He believes NASCAR and IndyCar will find a tiny silver lining from the novel coronavirus (COVID-19) pandemic. The series will race together at Indianapolis Motor Speedway’s road course in a July 4 doubleheader, which he believes sends a message of unity he’d like to see from the world during this dark period.

“It’s time to send that message (of unity),” Kanaan told “Happy Hours” hosts Kevin Harvick and Matt Yocum in a Wednesday afternoon interview on SiriusXM’s NASCAR Channel. “If we don’t come out of this situation as better people, globally, in every way, shape or form … it’s just being kind to people.
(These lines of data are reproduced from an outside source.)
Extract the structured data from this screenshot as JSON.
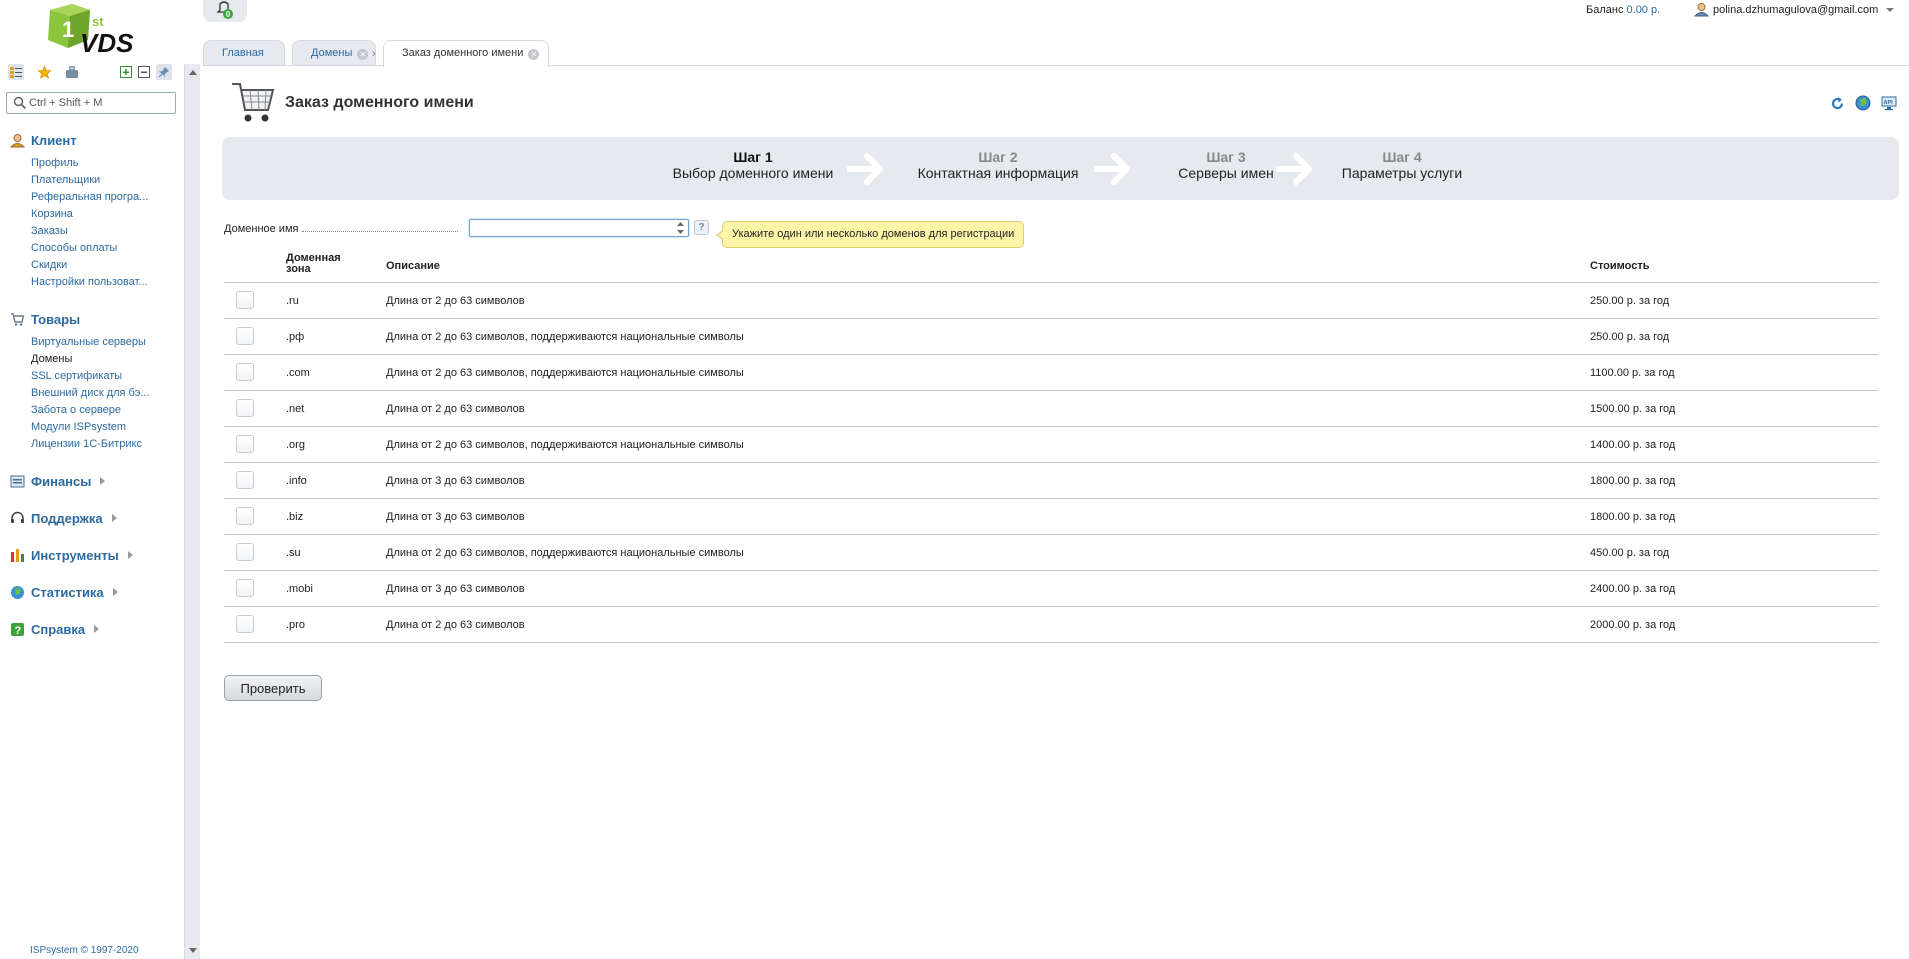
{
  "sidebar": {
    "logo_text": "1st VDS",
    "search_placeholder": "Ctrl + Shift + M",
    "groups": [
      {
        "title": "Клиент",
        "items": [
          "Профиль",
          "Плательщики",
          "Реферальная програ...",
          "Корзина",
          "Заказы",
          "Способы оплаты",
          "Скидки",
          "Настройки пользоват..."
        ]
      },
      {
        "title": "Товары",
        "items": [
          "Виртуальные серверы",
          "Домены",
          "SSL сертификаты",
          "Внешний диск для бэ...",
          "Забота о сервере",
          "Модули ISPsystem",
          "Лицензии 1С-Битрикс"
        ]
      },
      {
        "title": "Финансы"
      },
      {
        "title": "Поддержка"
      },
      {
        "title": "Инструменты"
      },
      {
        "title": "Статистика"
      },
      {
        "title": "Справка"
      }
    ],
    "footer": "ISPsystem © 1997-2020"
  },
  "topbar": {
    "notifications_count": "0",
    "balance_label": "Баланс",
    "balance_value": "0.00 р.",
    "user_email": "polina.dzhumagulova@gmail.com"
  },
  "tabs": [
    {
      "label": "Главная"
    },
    {
      "label": "Домены"
    },
    {
      "label": "Заказ доменного имени"
    }
  ],
  "page": {
    "title": "Заказ доменного имени"
  },
  "steps": [
    {
      "num": "Шаг 1",
      "label": "Выбор доменного имени"
    },
    {
      "num": "Шаг 2",
      "label": "Контактная информация"
    },
    {
      "num": "Шаг 3",
      "label": "Серверы имен"
    },
    {
      "num": "Шаг 4",
      "label": "Параметры услуги"
    }
  ],
  "form": {
    "domain_label": "Доменное имя",
    "domain_value": "",
    "help_symbol": "?",
    "hint": "Укажите один или несколько доменов для регистрации"
  },
  "table": {
    "col_zone_line1": "Доменная",
    "col_zone_line2": "зона",
    "col_desc": "Описание",
    "col_price": "Стоимость",
    "rows": [
      {
        "zone": ".ru",
        "desc": "Длина от 2 до 63 символов",
        "price": "250.00 р. за год"
      },
      {
        "zone": ".рф",
        "desc": "Длина от 2 до 63 символов, поддерживаются национальные символы",
        "price": "250.00 р. за год"
      },
      {
        "zone": ".com",
        "desc": "Длина от 2 до 63 символов, поддерживаются национальные символы",
        "price": "1100.00 р. за год"
      },
      {
        "zone": ".net",
        "desc": "Длина от 2 до 63 символов",
        "price": "1500.00 р. за год"
      },
      {
        "zone": ".org",
        "desc": "Длина от 2 до 63 символов, поддерживаются национальные символы",
        "price": "1400.00 р. за год"
      },
      {
        "zone": ".info",
        "desc": "Длина от 3 до 63 символов",
        "price": "1800.00 р. за год"
      },
      {
        "zone": ".biz",
        "desc": "Длина от 3 до 63 символов",
        "price": "1800.00 р. за год"
      },
      {
        "zone": ".su",
        "desc": "Длина от 2 до 63 символов, поддерживаются национальные символы",
        "price": "450.00 р. за год"
      },
      {
        "zone": ".mobi",
        "desc": "Длина от 3 до 63 символов",
        "price": "2400.00 р. за год"
      },
      {
        "zone": ".pro",
        "desc": "Длина от 2 до 63 символов",
        "price": "2000.00 р. за год"
      }
    ]
  },
  "buttons": {
    "check": "Проверить"
  },
  "colors": {
    "accent": "#2c6aa0",
    "panel": "#e6e9ee",
    "logo_green": "#8cc63f",
    "hint_bg": "#fdf6a8"
  }
}
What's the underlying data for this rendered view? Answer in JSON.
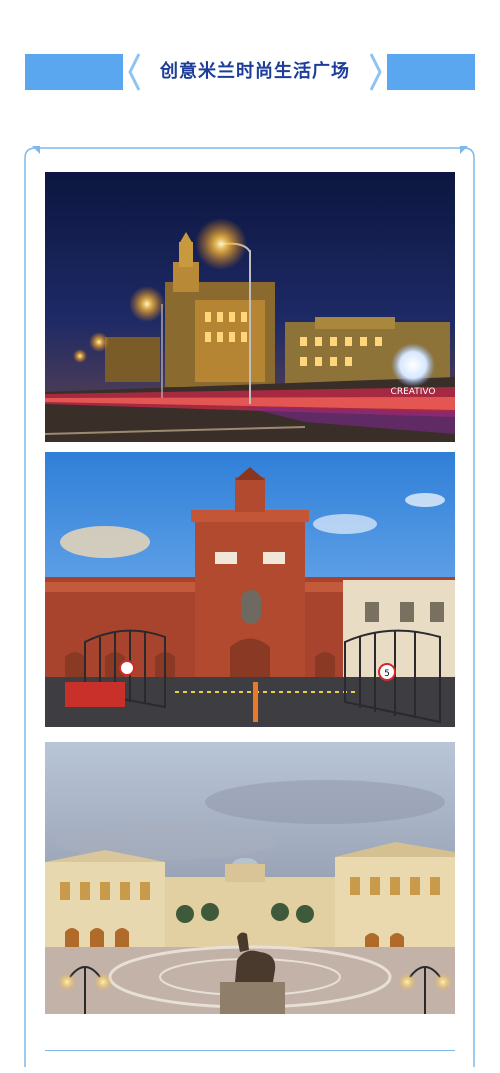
{
  "header": {
    "title": "创意米兰时尚生活广场"
  },
  "photos": [
    {
      "sign_text": "CREATIVO"
    },
    {
      "gate_sign": "5"
    },
    {}
  ],
  "colors": {
    "banner_blue": "#5aa7f0",
    "title_navy": "#1c3d9a",
    "frame_line": "#7fb8e8"
  }
}
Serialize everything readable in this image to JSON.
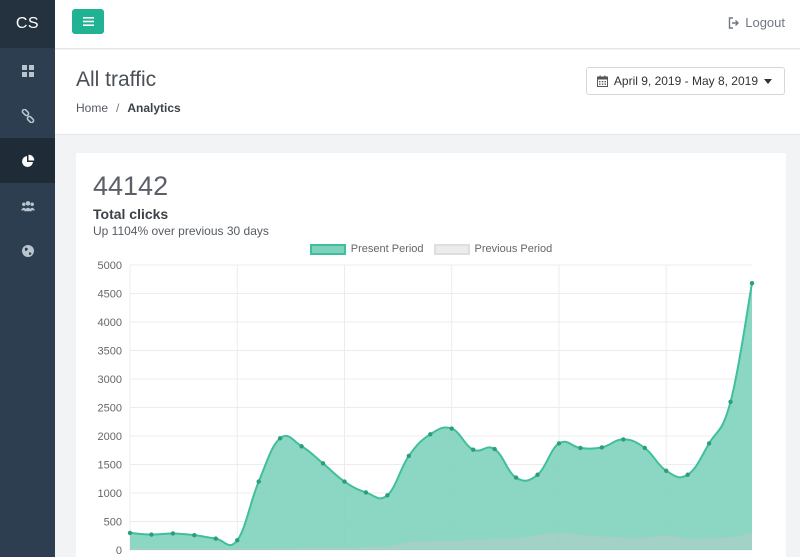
{
  "brand": "CS",
  "sidebar": {
    "items": [
      {
        "name": "dashboard",
        "icon": "grid-icon",
        "active": false
      },
      {
        "name": "links",
        "icon": "link-icon",
        "active": false
      },
      {
        "name": "analytics",
        "icon": "pie-chart-icon",
        "active": true
      },
      {
        "name": "users",
        "icon": "users-icon",
        "active": false
      },
      {
        "name": "globe",
        "icon": "globe-icon",
        "active": false
      }
    ]
  },
  "topbar": {
    "logout_label": "Logout"
  },
  "header": {
    "title": "All traffic",
    "breadcrumb": {
      "home": "Home",
      "sep": "/",
      "current": "Analytics"
    },
    "date_range": "April 9, 2019 - May 8, 2019"
  },
  "stats": {
    "value": "44142",
    "label": "Total clicks",
    "subtitle": "Up 1104% over previous 30 days"
  },
  "colors": {
    "accent": "#1fb394",
    "present_line": "#3fbf9b",
    "present_fill": "#7fd3bd",
    "previous_fill": "#e8e8e8",
    "sidebar": "#2c3e50"
  },
  "chart_data": {
    "type": "area",
    "legend": [
      "Present Period",
      "Previous Period"
    ],
    "y_ticks": [
      "5000",
      "4500",
      "4000",
      "3500",
      "3000",
      "2500",
      "2000",
      "1500",
      "1000",
      "500",
      "0"
    ],
    "ylim": [
      0,
      5000
    ],
    "grid": true,
    "series": [
      {
        "name": "Present Period",
        "values": [
          300,
          270,
          290,
          260,
          200,
          170,
          1200,
          1960,
          1820,
          1520,
          1200,
          1010,
          960,
          1650,
          2030,
          2130,
          1760,
          1770,
          1270,
          1320,
          1870,
          1790,
          1800,
          1940,
          1790,
          1390,
          1320,
          1870,
          2600,
          4680
        ]
      },
      {
        "name": "Previous Period",
        "values": [
          20,
          15,
          18,
          15,
          12,
          10,
          15,
          20,
          25,
          30,
          35,
          45,
          60,
          130,
          150,
          160,
          170,
          190,
          200,
          250,
          300,
          260,
          230,
          210,
          200,
          250,
          190,
          200,
          220,
          300
        ]
      }
    ]
  }
}
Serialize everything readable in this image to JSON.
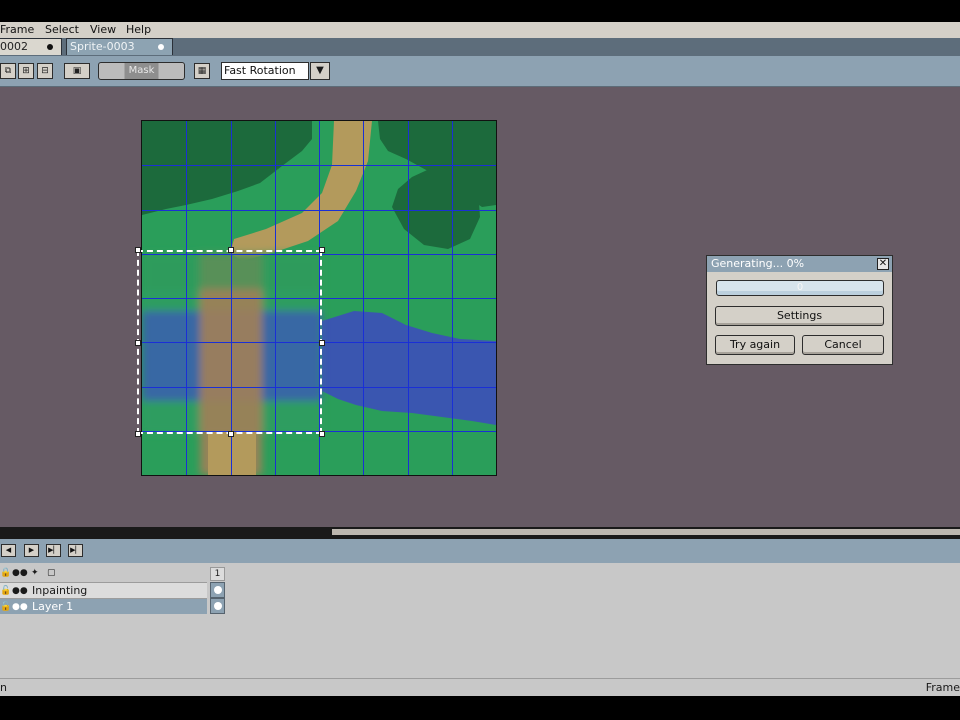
{
  "menu": {
    "items": [
      {
        "label": "Frame",
        "name": "frame"
      },
      {
        "label": "Select",
        "name": "select"
      },
      {
        "label": "View",
        "name": "view"
      },
      {
        "label": "Help",
        "name": "help"
      }
    ]
  },
  "tabs": [
    {
      "label": "0002",
      "active": false
    },
    {
      "label": "Sprite-0003",
      "active": true
    }
  ],
  "toolbar": {
    "mask_label": "Mask",
    "rotation_value": "Fast Rotation"
  },
  "dialog": {
    "title": "Generating... 0%",
    "progress_text": "0",
    "progress": 0,
    "settings_label": "Settings",
    "try_again_label": "Try again",
    "cancel_label": "Cancel"
  },
  "timeline": {
    "frame_number": "1",
    "layers": [
      {
        "name": "Inpainting",
        "selected": false
      },
      {
        "name": "Layer 1",
        "selected": true
      }
    ]
  },
  "status": {
    "left_text": "n",
    "right_text": "Frame"
  },
  "colors": {
    "workspace": "#665a64",
    "grass": "#2a9e5a",
    "tree": "#1c6a3c",
    "water": "#3a56b0",
    "path": "#b39a5c",
    "grid": "#1a2fd6",
    "accent": "#8da2b2"
  }
}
Hopefully, we’ll be sending the right messages, doing radio shows together, doing live on Instagram together, doing races together.

ON NBCSN: IndyCar at virtual Barber Motorsports Park, Saturday, 2:30 p.m.

MORE: Jimmie Johnson wants to run IndyCar-NASCAR doubleheader

“I was bugging Jimmie Johnson to say, ‘Can I be a guest in NASCAR on iRacing?’ I think the misperception, and probably a little our fault as well, is that people don’t know how (IndyCar and NASCAR drivers) respect each and how we think each other’s jobs are so cool.”

It was Kanaan’s comment last week that “it’s not us and them. It is the motorsports world’ that prompted Harvick to ask the 2004 IndyCar champion and 2013 Indianapolis 500 winner about his views on past IndyCar and NASCAR divisions.

Harvick noted that “over the years, IndyCar and NASCAR have that separate stigma as far as the fans, but the racers in the middle, we talk with each other. We’re just racers. I think it’s absolutely great” the doubleheader will happen.

Kanaan said he felt it was the right message to send because of the fans. “For drivers, I don’t think we ever thought of it that way,” he said. “We always respected each other and thought each other’s jobs were cool. That tweet was for our fans who say, ‘Those cars are too fast. Those cars are too slow.’ It’s time for us to stop. It’s a racing family.

“For people who don’t understand about racing, any race car is cool. Doesn’t matter if it’s a go kart, a sprint car, a  Cup car, it doesn’t matter. … The situation, we’re in, we’re all equal. It doesn’t matter how much money you have. We’re all in the same boat now. We can’t do what we love. It just clicked. I said it’s time to send that message. Hopefully this will be the end for ‘you guys and us’ for the fans. For drivers, I don’t think we ever thought of it that way.”

The GMR IndyCar Grand Prix is scheduled to be run July 4 on the IMS road course ahead of the Xfinity race, which will mean that the NTT Series’ Firestone rubber will be on the asphalt before the Goodyears of NASCAR hit the track.

Recalling a NASCAR test many years ago at Nazareth Speedway when he turned laps a second faster because there’d been an IndyCar race the previous day, Harvick asked Kanaan whether the varying tire compounds might present a challenge.

“I don’t there is a solution for that,” Kanaan said. “It’s part of the job, and we need to realize that you guys run different tires. We run softer tires. It’s no different than (IndyCar) racing with the trucks at Texas. It’s probably harder on an oval than a road course.

“But I like it. It’s part of the challenge and makes the race weekend more interesting, the people who can manage that as well.”

Even though he is sidelined, Kanaan still will stay busy this weekend, racing in Saturday’s 2:30 p.m. IndyCar iRacing Challenge event at virtual Barber Motorsports Park on NBCSN. He will be tuning in Sunday at 1 p.m. on Fox and FS1 as NASCAR hits Bristol Motor Speedway.

“Last Sunday I had my alarm set for 12:40 p.m., because at 1 o’clock (NASCAR was) on,” Kanaan said with a laugh. “I told (wife) Lauren, ‘Let’s turn the TV on and watch the NASCAR race!’ I was excited, and it wasn’t even real. She’s like, ‘Man, look at you … I said, ‘That’s what we got.’ It’s been a weird year.”

Harvick also will be racing Sunday, having recently joined Kanaan in installing a new racing simulator at home.

“Let’s do this Kevin: Come do an IndyCar race on iRacing,” Kanaan said. “I’ll do NASCAR. Now that you have a sim. What do you think?”

“Well, I’ll have to go to my 7-year-old to figure out how to drive it fast,” Harvick said.

“He’s been practicing. I’m really good at crashing.”